Fortunately, Innocent seems to pull it off. Many of the characters we remember from Presumed Innocent are back, and one of the things that makes this book work so well both as a sequel and a stand-alone is that they've both changed ... and they haven't. Time has passed, and their lives have taken unexpected turns, but nothing we see here is out of character with the folks we've gotten to know. At 60, Tommy Molto has recently married a much-younger woman and is the proud father of a small son. After a brief separation following Rusty's first trial, he and Barbara reconciled, but Barbara struggles with bipolar disorder and their relationship is a rocky one. Their son, Nate, is 22, a newly-minted lawyer himself, and still wrestling to carve out an adult identity and relationships apart from his parents.

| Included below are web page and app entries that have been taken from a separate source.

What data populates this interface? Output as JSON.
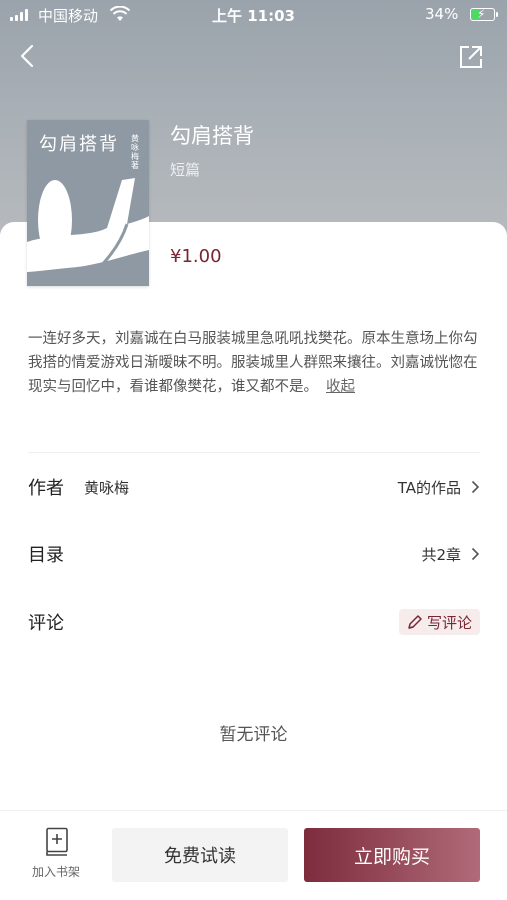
{
  "status_bar": {
    "carrier": "中国移动",
    "time": "上午 11:03",
    "battery_percent": "34%"
  },
  "book": {
    "title": "勾肩搭背",
    "cover_title": "勾肩搭背",
    "cover_author": "黄咏梅 著",
    "type": "短篇",
    "price": "¥1.00",
    "description": "一连好多天，刘嘉诚在白马服装城里急吼吼找樊花。原本生意场上你勾我搭的情爱游戏日渐暧昧不明。服装城里人群熙来攘往。刘嘉诚恍惚在现实与回忆中，看谁都像樊花，谁又都不是。",
    "collapse_label": "收起"
  },
  "author_row": {
    "label": "作者",
    "name": "黄咏梅",
    "link": "TA的作品"
  },
  "toc_row": {
    "label": "目录",
    "count": "共2章"
  },
  "comment_row": {
    "label": "评论",
    "write_label": "写评论"
  },
  "comments_empty": "暂无评论",
  "bottom_bar": {
    "shelf_label": "加入书架",
    "trial_label": "免费试读",
    "buy_label": "立即购买"
  },
  "colors": {
    "accent": "#7a2434",
    "buy_gradient_start": "#7d2c3c",
    "buy_gradient_end": "#b06a78"
  },
  "icons": [
    "back-icon",
    "share-icon",
    "chevron-right-icon",
    "pencil-icon",
    "bookshelf-add-icon"
  ]
}
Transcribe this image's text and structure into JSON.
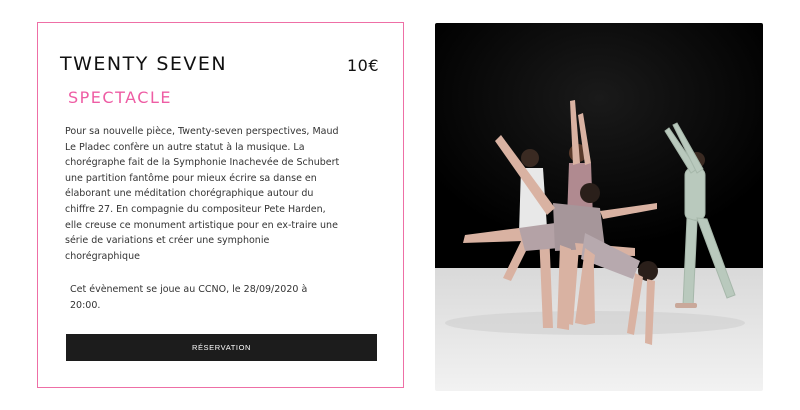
{
  "event": {
    "title": "TWENTY SEVEN",
    "price": "10€",
    "category": "SPECTACLE",
    "description": "Pour sa nouvelle pièce, Twenty-seven perspectives, Maud Le Pladec confère un autre statut à la musique. La chorégraphe fait de la Symphonie Inachevée de Schubert une partition fantôme pour mieux écrire sa danse en élaborant une méditation chorégraphique autour du chiffre 27. En compagnie du compositeur Pete Harden, elle creuse ce monument artistique pour en ex-traire une série de variations et créer une symphonie chorégraphique",
    "venue_info": "Cet évènement se joue au CCNO, le 28/09/2020 à 20:00.",
    "button_label": "RÉSERVATION"
  },
  "colors": {
    "accent": "#ee5da4",
    "border": "#ee6fa6",
    "button": "#1c1c1c"
  }
}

And that's where we come in. When we pick up the story, Barbara has just turned up dead one morning, apparently of natural causes ... or is it? If so, why did Rusty sit beside her body for a full day before notifying the police, or even his son? And what's the significance of Rusty's recent affair with a young law clerk (which we learn about in the first few chapters) -- his first since the ill-fated tryst recalled in Presumed Innocent? I formed a few theories early on about how the story would ultimately end, and for once, I'm glad to say I was wrong. Great literature it's not, but an enjoyable legal suspense novel -- absolutely.